(DATA EXTRACTS)

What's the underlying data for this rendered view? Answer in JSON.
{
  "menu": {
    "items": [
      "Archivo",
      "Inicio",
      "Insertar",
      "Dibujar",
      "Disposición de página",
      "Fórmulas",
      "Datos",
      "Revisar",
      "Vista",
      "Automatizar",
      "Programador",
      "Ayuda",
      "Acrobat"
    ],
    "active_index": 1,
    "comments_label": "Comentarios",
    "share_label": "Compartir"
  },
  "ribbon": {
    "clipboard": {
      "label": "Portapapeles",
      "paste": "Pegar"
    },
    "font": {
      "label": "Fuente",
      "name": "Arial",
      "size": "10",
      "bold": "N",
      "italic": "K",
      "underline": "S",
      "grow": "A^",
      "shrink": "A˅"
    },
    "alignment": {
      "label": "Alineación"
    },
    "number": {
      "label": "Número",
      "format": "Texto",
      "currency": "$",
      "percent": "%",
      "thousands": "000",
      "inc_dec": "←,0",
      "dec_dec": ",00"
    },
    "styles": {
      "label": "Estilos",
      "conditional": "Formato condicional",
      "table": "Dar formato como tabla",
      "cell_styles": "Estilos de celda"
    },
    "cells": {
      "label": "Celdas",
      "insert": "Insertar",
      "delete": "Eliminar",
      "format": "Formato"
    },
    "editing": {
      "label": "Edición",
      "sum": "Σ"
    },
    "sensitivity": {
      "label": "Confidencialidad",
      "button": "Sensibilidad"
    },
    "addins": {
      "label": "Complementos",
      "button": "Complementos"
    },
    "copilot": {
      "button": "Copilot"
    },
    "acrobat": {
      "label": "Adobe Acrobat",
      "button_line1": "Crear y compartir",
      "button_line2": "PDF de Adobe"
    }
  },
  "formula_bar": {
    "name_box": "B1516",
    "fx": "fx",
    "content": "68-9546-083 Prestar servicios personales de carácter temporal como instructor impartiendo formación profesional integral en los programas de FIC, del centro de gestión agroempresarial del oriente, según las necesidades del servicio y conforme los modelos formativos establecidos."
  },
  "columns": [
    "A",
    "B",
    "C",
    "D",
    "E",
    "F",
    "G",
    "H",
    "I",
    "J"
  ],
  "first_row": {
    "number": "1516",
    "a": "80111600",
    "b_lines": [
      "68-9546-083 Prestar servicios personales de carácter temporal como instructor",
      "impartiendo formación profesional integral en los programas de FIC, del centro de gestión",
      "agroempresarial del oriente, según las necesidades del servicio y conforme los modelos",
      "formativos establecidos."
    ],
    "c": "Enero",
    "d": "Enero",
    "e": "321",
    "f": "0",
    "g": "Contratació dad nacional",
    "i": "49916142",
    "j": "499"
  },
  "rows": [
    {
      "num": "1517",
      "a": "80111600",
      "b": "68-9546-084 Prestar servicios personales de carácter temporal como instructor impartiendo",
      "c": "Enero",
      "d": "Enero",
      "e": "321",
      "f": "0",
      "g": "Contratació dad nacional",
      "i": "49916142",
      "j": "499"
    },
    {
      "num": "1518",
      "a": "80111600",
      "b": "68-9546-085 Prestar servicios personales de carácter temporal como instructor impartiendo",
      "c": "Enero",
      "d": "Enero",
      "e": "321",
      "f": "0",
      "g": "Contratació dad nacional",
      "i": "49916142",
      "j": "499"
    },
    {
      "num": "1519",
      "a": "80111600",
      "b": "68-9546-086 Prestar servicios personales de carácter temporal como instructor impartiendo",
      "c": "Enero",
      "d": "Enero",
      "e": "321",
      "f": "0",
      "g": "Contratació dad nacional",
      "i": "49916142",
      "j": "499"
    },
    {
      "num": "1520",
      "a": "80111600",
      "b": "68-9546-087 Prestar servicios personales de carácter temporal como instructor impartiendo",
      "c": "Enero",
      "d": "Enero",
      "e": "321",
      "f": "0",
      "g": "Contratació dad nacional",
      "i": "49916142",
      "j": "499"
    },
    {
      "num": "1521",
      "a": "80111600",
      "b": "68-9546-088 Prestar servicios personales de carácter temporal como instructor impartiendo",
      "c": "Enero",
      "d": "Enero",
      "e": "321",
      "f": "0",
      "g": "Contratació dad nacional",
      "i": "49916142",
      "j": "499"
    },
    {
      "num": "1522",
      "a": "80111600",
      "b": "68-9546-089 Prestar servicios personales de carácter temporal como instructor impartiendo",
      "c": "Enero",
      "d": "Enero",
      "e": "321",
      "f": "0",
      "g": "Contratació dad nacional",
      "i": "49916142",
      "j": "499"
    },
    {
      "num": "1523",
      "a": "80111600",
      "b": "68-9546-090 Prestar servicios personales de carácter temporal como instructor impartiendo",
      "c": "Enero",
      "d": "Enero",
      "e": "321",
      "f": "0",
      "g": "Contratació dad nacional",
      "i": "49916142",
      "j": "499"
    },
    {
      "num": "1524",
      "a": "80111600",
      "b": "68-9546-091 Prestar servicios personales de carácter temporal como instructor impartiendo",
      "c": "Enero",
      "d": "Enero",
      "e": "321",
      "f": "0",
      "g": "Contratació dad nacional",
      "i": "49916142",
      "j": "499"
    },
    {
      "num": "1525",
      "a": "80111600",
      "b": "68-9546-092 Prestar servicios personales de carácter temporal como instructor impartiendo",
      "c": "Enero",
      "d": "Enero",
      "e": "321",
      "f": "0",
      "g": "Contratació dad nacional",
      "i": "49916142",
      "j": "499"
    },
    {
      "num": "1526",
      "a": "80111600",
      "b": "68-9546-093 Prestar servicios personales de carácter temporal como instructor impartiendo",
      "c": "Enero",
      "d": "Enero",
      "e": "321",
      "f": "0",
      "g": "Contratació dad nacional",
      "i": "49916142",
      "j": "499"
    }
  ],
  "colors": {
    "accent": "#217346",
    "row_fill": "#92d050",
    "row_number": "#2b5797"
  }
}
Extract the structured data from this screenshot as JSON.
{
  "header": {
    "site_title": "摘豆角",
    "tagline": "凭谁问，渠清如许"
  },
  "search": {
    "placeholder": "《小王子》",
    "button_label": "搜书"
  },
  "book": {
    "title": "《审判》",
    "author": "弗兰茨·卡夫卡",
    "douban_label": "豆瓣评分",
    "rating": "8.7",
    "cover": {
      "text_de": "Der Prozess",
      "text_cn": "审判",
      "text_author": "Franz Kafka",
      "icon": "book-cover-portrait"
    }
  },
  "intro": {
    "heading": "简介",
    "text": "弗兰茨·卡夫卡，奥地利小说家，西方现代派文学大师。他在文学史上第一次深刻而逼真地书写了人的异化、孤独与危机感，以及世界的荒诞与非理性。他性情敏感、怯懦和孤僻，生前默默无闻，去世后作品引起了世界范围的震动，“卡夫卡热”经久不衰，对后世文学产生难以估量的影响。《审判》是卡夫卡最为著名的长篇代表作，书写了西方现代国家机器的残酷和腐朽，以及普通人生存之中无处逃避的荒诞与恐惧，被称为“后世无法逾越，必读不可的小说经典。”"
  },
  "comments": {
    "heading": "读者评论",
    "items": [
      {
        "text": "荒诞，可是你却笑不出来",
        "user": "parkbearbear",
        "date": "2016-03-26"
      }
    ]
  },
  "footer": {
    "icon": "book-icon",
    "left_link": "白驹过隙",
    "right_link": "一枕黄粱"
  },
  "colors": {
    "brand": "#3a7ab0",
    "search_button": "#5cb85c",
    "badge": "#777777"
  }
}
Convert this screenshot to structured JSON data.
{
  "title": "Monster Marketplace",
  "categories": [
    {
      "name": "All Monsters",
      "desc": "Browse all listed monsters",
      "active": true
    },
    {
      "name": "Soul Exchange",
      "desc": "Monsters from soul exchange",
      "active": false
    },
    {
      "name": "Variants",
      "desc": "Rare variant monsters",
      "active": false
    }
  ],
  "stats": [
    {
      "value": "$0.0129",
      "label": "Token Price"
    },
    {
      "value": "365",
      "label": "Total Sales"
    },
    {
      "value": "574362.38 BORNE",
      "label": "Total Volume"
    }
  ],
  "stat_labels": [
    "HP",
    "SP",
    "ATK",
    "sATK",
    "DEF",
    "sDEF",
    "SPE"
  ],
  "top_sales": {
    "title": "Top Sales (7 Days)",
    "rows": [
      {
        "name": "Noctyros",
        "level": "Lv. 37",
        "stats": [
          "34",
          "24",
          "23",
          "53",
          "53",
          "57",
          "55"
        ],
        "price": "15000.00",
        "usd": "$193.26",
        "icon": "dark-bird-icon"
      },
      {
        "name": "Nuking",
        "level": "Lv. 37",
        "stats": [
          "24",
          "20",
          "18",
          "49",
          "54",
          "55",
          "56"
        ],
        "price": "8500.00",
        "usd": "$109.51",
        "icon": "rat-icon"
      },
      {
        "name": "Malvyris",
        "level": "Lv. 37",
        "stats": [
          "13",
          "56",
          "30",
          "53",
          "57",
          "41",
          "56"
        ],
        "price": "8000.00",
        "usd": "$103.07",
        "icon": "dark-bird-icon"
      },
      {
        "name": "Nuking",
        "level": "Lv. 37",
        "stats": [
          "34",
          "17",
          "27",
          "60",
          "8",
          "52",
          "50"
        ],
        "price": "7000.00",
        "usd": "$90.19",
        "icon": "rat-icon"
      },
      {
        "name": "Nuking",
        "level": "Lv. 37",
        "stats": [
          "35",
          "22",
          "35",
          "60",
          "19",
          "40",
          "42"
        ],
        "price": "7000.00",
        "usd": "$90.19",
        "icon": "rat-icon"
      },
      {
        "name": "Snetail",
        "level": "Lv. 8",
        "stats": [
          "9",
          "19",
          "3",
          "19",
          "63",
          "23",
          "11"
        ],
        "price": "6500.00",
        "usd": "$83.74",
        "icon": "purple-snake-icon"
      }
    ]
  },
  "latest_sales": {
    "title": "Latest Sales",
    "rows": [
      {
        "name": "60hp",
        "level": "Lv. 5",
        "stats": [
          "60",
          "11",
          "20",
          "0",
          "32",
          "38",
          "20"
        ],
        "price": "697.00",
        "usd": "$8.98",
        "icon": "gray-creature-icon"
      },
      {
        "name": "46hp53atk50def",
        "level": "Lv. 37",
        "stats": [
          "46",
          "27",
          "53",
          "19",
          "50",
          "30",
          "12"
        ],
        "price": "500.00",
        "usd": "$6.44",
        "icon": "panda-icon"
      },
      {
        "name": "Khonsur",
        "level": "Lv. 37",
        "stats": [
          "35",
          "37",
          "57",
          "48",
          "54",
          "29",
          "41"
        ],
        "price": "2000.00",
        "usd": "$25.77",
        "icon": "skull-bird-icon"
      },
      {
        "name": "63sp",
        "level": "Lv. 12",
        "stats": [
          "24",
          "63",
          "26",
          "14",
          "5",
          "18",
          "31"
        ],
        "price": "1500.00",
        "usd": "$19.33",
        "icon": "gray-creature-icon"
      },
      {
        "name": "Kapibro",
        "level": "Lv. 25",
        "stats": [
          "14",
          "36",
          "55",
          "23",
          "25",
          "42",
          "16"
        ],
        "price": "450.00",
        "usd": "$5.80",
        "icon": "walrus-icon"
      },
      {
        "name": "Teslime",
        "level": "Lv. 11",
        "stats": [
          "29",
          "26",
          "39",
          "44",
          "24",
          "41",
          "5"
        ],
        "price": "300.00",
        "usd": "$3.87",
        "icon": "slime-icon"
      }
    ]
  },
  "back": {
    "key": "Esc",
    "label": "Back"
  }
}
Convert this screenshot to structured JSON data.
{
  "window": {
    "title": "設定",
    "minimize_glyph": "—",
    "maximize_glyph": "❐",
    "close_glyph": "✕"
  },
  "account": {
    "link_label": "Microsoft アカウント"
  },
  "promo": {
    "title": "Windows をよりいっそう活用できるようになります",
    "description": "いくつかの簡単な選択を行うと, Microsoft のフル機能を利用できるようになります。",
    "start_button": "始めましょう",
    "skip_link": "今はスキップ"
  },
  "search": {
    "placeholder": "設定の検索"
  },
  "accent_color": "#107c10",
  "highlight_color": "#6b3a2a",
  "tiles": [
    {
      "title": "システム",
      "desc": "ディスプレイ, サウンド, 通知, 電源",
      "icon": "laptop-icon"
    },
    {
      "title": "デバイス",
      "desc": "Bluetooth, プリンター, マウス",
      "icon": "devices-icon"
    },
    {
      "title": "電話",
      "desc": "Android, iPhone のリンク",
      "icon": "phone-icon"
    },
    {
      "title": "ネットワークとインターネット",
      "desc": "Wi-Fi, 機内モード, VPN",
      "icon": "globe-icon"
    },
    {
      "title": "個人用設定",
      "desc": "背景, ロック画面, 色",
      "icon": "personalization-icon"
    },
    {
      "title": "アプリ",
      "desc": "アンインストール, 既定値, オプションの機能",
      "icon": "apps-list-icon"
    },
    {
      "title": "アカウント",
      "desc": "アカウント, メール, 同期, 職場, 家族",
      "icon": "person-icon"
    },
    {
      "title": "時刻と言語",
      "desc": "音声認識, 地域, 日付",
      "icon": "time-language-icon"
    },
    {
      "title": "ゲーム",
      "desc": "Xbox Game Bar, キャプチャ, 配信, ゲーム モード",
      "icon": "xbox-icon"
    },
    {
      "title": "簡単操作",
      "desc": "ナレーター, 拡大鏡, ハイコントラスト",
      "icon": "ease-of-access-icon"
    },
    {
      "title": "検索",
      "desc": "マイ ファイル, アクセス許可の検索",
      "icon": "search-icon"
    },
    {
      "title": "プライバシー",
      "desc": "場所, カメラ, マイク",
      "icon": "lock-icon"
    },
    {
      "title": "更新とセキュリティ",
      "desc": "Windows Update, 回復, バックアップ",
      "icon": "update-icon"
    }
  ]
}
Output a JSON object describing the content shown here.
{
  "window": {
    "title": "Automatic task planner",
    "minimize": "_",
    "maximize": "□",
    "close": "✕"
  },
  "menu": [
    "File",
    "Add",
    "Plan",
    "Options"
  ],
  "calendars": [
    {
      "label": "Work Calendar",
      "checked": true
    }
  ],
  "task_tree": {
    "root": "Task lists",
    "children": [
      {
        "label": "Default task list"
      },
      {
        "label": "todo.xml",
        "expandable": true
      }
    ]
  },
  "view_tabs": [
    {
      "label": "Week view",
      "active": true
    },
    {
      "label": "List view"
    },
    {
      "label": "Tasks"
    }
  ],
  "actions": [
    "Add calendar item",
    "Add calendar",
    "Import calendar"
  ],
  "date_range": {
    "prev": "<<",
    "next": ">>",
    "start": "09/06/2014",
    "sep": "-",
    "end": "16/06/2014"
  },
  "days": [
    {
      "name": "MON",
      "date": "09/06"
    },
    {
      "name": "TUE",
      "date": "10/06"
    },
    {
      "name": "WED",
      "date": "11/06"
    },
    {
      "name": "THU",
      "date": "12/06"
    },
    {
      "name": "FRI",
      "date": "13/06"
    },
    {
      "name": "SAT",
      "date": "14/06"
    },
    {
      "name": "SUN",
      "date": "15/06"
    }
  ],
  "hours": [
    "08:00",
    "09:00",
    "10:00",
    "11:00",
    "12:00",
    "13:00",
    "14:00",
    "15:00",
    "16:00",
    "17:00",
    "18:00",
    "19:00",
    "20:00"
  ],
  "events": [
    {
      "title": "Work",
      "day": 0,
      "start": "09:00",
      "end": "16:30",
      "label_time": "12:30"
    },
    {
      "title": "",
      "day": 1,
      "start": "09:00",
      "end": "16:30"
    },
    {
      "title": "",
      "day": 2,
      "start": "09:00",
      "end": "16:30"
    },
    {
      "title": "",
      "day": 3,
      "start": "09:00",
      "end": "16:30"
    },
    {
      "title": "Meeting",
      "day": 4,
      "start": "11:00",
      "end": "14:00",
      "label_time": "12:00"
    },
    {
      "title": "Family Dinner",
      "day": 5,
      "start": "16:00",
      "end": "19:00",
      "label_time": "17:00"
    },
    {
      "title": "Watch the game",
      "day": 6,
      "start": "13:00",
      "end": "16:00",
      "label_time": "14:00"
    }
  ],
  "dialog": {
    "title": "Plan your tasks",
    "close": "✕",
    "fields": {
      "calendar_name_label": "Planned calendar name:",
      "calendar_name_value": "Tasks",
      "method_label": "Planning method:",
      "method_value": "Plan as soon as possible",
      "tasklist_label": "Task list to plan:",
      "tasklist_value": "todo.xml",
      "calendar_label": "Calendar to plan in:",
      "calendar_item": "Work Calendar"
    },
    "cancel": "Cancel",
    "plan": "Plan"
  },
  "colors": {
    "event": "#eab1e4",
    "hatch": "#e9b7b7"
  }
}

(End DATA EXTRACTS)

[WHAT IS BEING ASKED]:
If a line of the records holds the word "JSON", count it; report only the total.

[SOLUTION TO THE PROBLEM]:
5